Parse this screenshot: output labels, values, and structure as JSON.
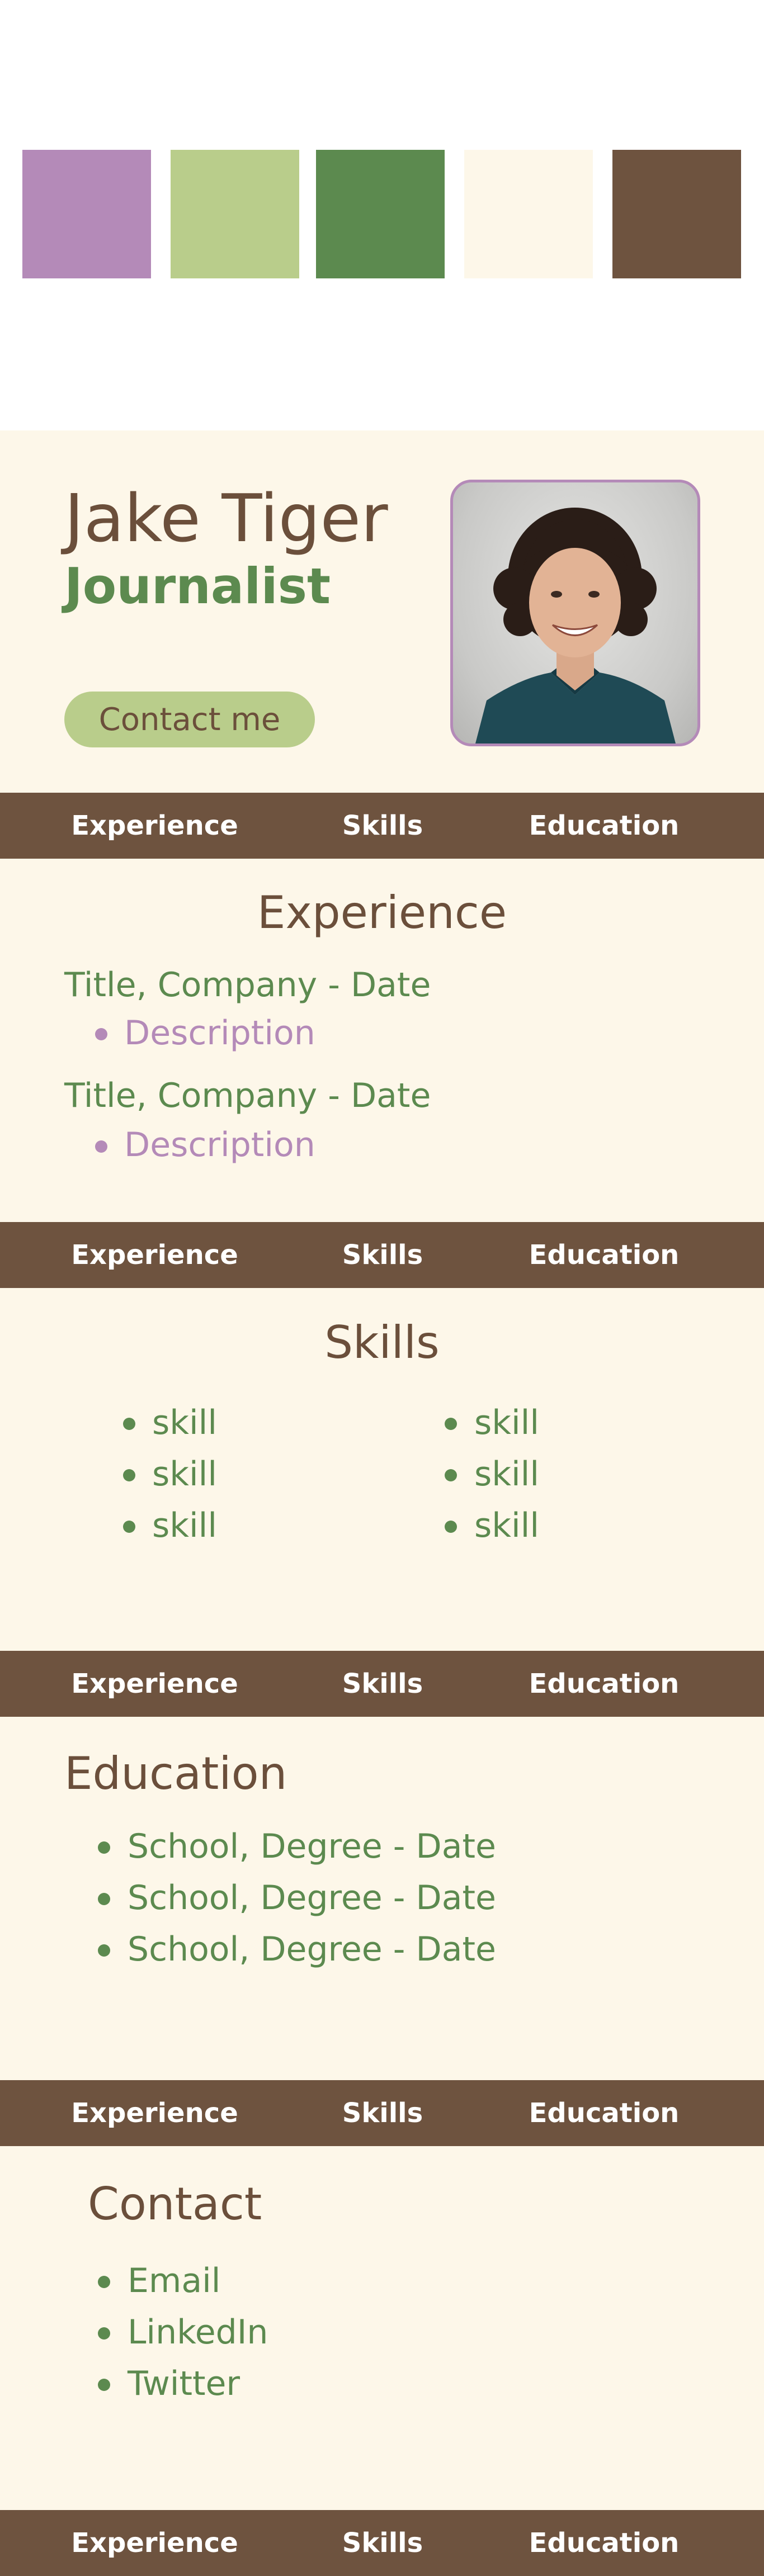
{
  "palette": [
    "#b48ab8",
    "#b9cd8b",
    "#5c8a4f",
    "#fdf7e9",
    "#6e533f"
  ],
  "profile": {
    "name": "Jake Tiger",
    "role": "Journalist",
    "contact_button": "Contact me",
    "photo_icon": "portrait-photo"
  },
  "nav": {
    "experience": "Experience",
    "skills": "Skills",
    "education": "Education"
  },
  "experience": {
    "title": "Experience",
    "items": [
      {
        "heading": "Title, Company - Date",
        "description": "Description"
      },
      {
        "heading": "Title, Company - Date",
        "description": "Description"
      }
    ]
  },
  "skills": {
    "title": "Skills",
    "left": [
      "skill",
      "skill",
      "skill"
    ],
    "right": [
      "skill",
      "skill",
      "skill"
    ]
  },
  "education": {
    "title": "Education",
    "items": [
      "School, Degree - Date",
      "School, Degree - Date",
      "School, Degree - Date"
    ]
  },
  "contact": {
    "title": "Contact",
    "items": [
      "Email",
      "LinkedIn",
      "Twitter"
    ]
  }
}
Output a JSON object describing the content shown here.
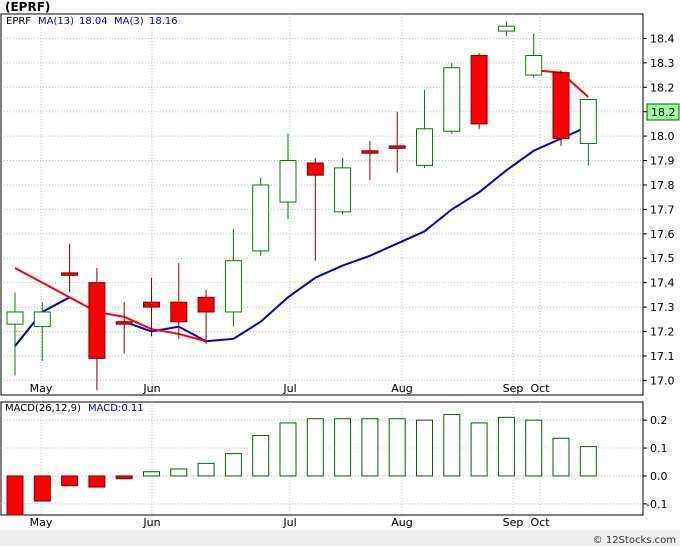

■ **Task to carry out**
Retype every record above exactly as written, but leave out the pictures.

■ **Result of this task**
Parse this screenshot: output labels, values, and structure as JSON.
{
  "palette": [
    "#b48ab8",
    "#b9cd8b",
    "#5c8a4f",
    "#fdf7e9",
    "#6e533f"
  ],
  "profile": {
    "name": "Jake Tiger",
    "role": "Journalist",
    "contact_button": "Contact me",
    "photo_icon": "portrait-photo"
  },
  "nav": {
    "experience": "Experience",
    "skills": "Skills",
    "education": "Education"
  },
  "experience": {
    "title": "Experience",
    "items": [
      {
        "heading": "Title, Company - Date",
        "description": "Description"
      },
      {
        "heading": "Title, Company - Date",
        "description": "Description"
      }
    ]
  },
  "skills": {
    "title": "Skills",
    "left": [
      "skill",
      "skill",
      "skill"
    ],
    "right": [
      "skill",
      "skill",
      "skill"
    ]
  },
  "education": {
    "title": "Education",
    "items": [
      "School, Degree - Date",
      "School, Degree - Date",
      "School, Degree - Date"
    ]
  },
  "contact": {
    "title": "Contact",
    "items": [
      "Email",
      "LinkedIn",
      "Twitter"
    ]
  }
}
Output a JSON object describing the content shown here.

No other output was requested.